Navalny promises withdrawal of Russian troops from Donbas, fair referendum in Crimea
Russian opposition leader Alexei Navalny claims, if he is elected president, he is ready to withdraw Russian troops from the occupied areas of eastern Ukraine and hold a fair referendum in the Russian-annexed Crimea, according to the Russian independent television channel Dozhd.
"I will implement the Minsk agreements.

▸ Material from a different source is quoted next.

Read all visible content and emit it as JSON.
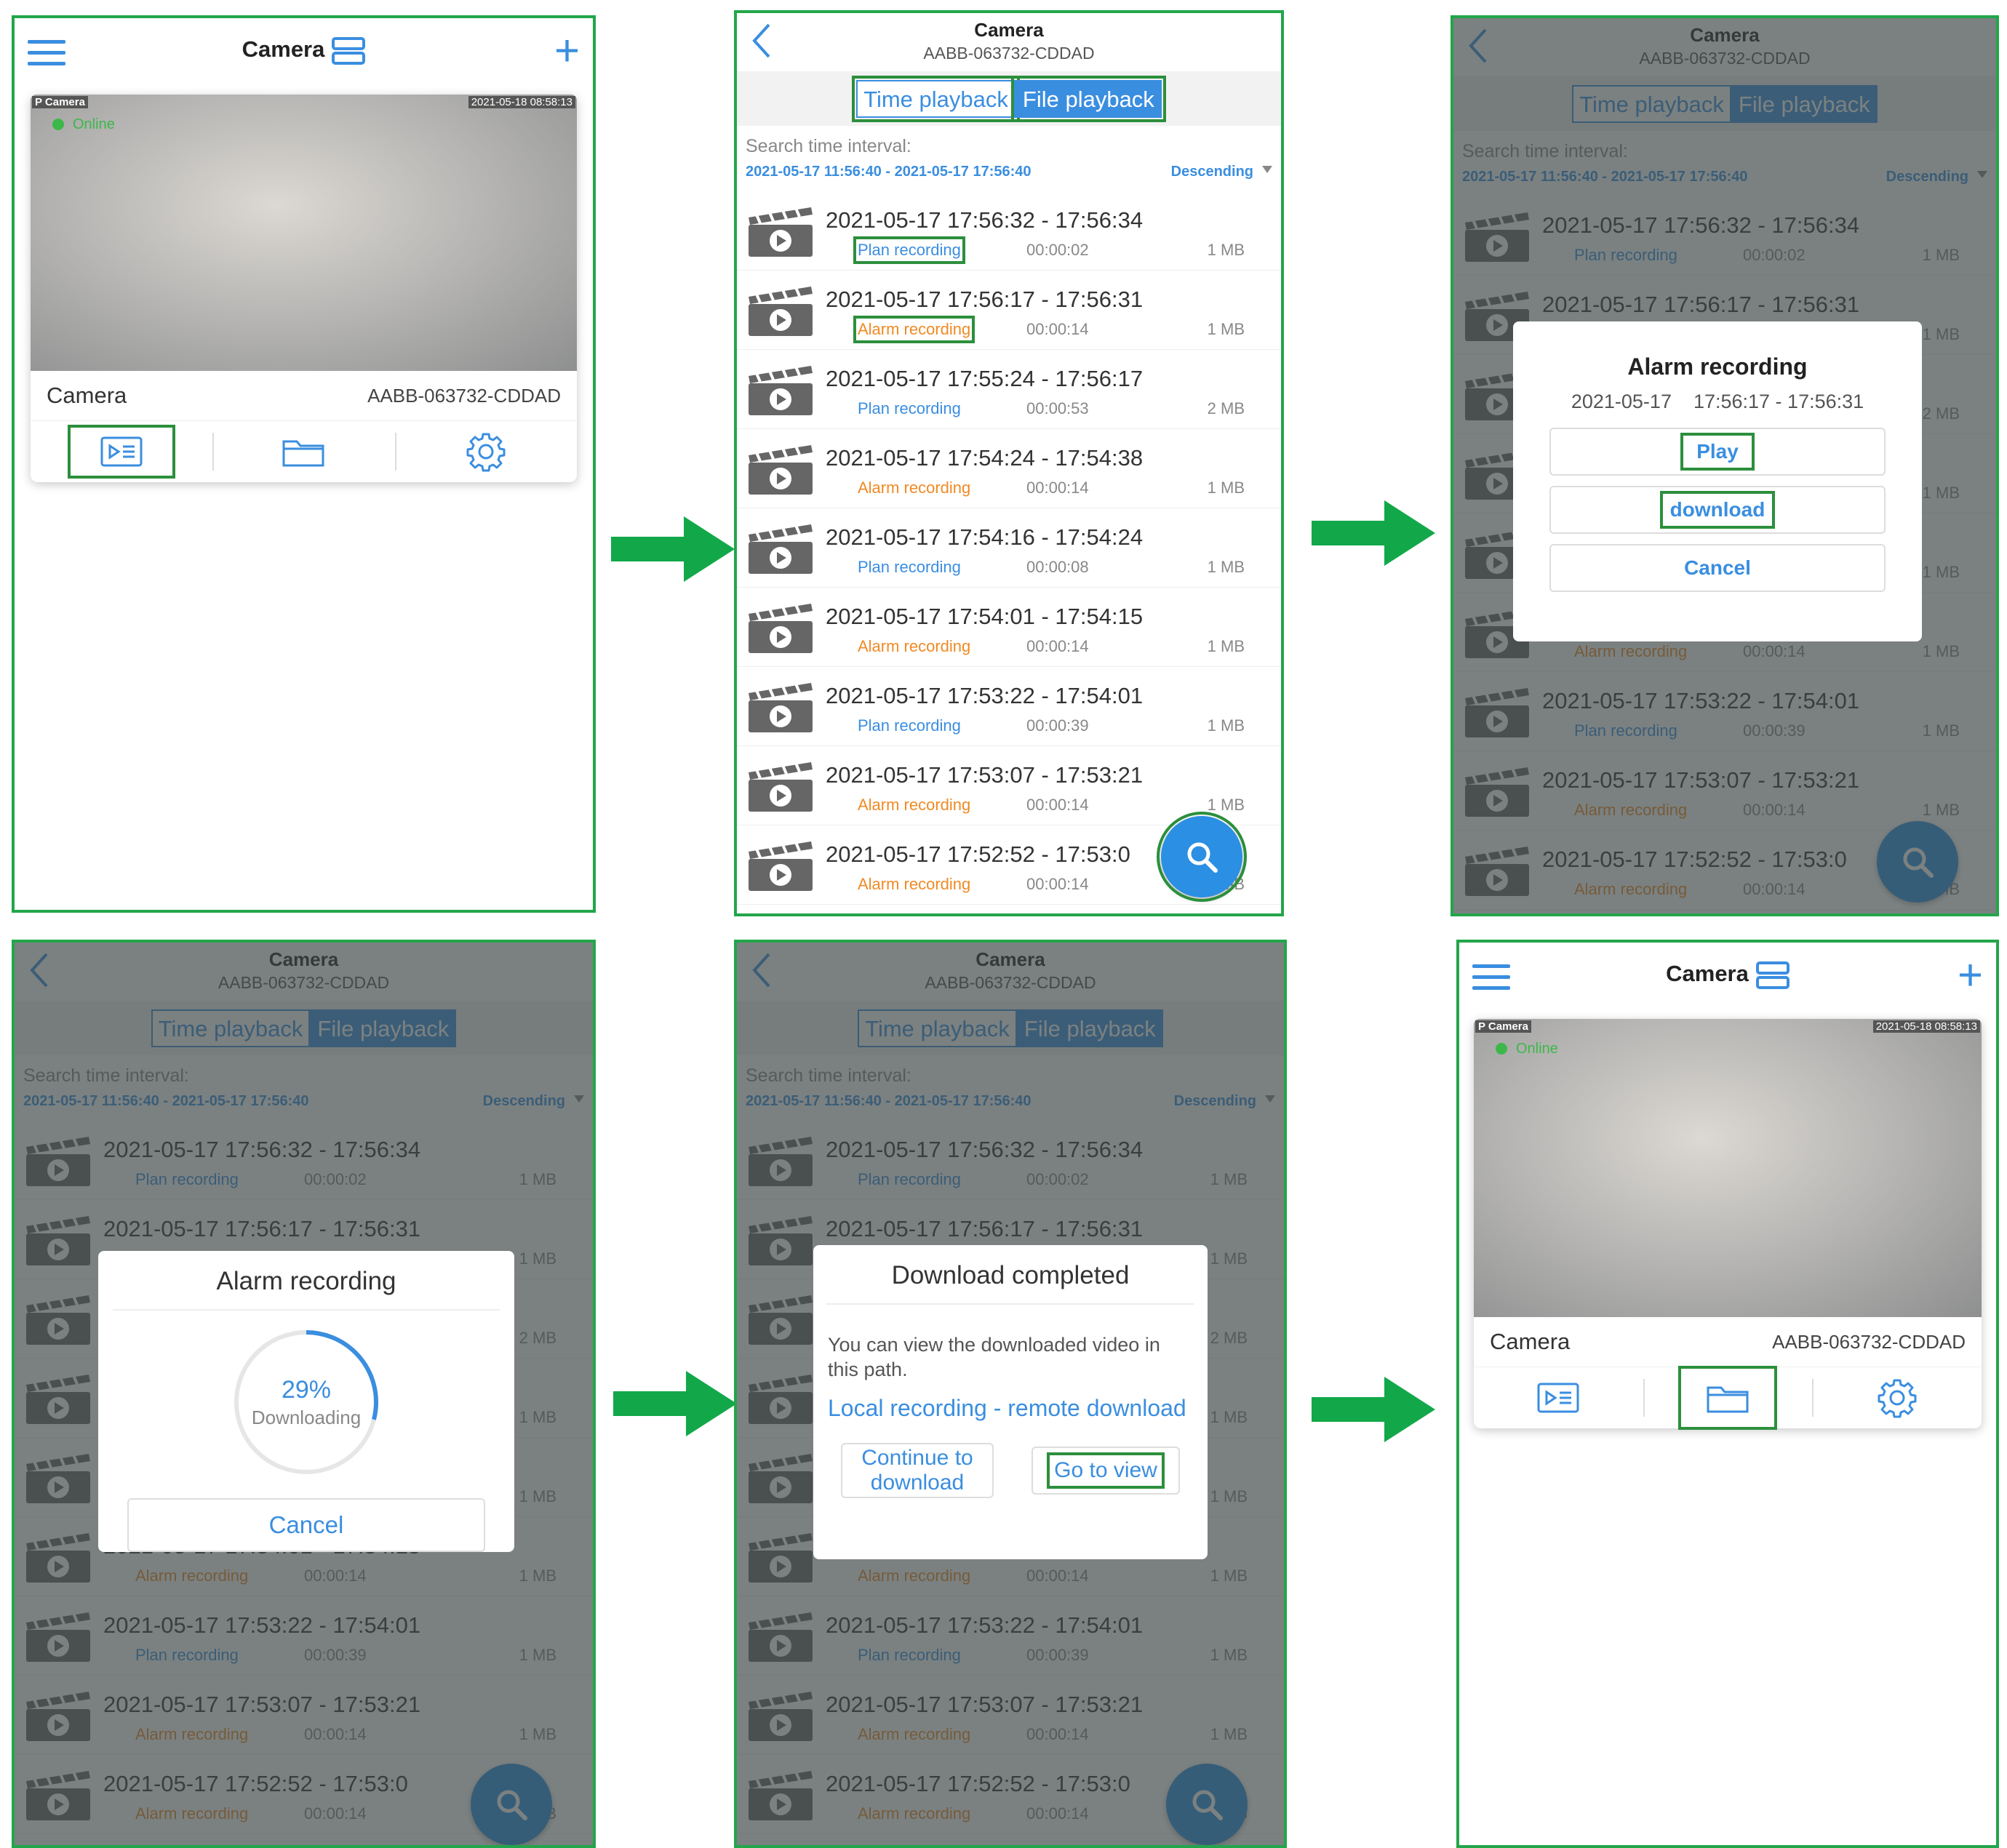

The world demands we implement them, Ukraine demands their implementation… I will fulfill the Russian part of the Minsk deal, will turn over control of the border [to Ukraine]," Navalny told in an interview with Russia TV host, journalist and public figure Ksenia Sobchak on TV Channel Dozhd on Friday, June 9.
He did not deny the presence of the Russian army in the occupied Donbas.
"Read alsoEscalation in Donbas: Ukraine reports 2 KIA's, 11 WIA's on June 7There is no doubt that our troops are there. Of course, there are armed groups that maintain direct [communication] with Russia – this has repeatedly been acknowledged by the leaders of those self-proclaimed republics [the so-called Donetsk People's Republic and Luhansk People's Republic]. They openly assert that they are unable to fight without Russia's support, without Russian troops," he said.
"And how do you think, tell me, Ksenia, please – who is paying pensions there now? And who is paying wages there?" he said, addressing Ksenia Sobchak.
Speaking about the Crimea annexed by Russia in March 2014 on the basis of the outcome of a fake referendum, Navalny said that an honest referendum needs to be held on the peninsula.
Read alsoOSCE monitors report 680 explosions in Donbas on June 6"What should any good president do? He must hold another normal, or rather, not another, but the first normal, fair referendum, which Ukraine, of course, won't recognize with a high degree of probability, and we are well aware of this," he said.
Navalny says he knows that many in Ukraine and Russia do not like his words, but he is still confident that Crimea will remain unrecognized by anybody in the foreseeable future and "will virtually remain part of the Russian Federation."
"It's not about Ukraine or Russia – it's about the true will of residents of Crimea, which should be expressed in a real way, not the way it was," he stressed.
Navalny says he considers the March 2014 referendum to be an "obvious fake."